▶ [DATASET]:
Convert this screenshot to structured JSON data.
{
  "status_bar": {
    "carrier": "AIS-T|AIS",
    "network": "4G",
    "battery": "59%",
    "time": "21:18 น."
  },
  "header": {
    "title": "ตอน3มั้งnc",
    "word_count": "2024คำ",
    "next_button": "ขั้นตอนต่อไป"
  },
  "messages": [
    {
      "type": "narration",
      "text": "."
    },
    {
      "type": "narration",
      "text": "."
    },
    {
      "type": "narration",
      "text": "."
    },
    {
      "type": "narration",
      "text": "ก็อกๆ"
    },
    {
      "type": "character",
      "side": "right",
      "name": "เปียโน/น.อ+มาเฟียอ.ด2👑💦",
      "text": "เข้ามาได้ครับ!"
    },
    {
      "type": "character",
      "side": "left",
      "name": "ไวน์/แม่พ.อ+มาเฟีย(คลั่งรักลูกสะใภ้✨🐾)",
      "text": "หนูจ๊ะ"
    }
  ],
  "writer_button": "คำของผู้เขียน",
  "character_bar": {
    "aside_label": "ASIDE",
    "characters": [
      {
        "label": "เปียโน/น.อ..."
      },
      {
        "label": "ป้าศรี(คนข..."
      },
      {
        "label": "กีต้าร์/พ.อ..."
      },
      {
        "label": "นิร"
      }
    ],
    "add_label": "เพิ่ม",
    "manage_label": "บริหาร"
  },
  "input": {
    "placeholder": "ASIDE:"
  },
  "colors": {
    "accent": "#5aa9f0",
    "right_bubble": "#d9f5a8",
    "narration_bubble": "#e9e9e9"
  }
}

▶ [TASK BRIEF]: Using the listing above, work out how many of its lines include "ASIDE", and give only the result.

▶ [TASK RESPONSE]: 2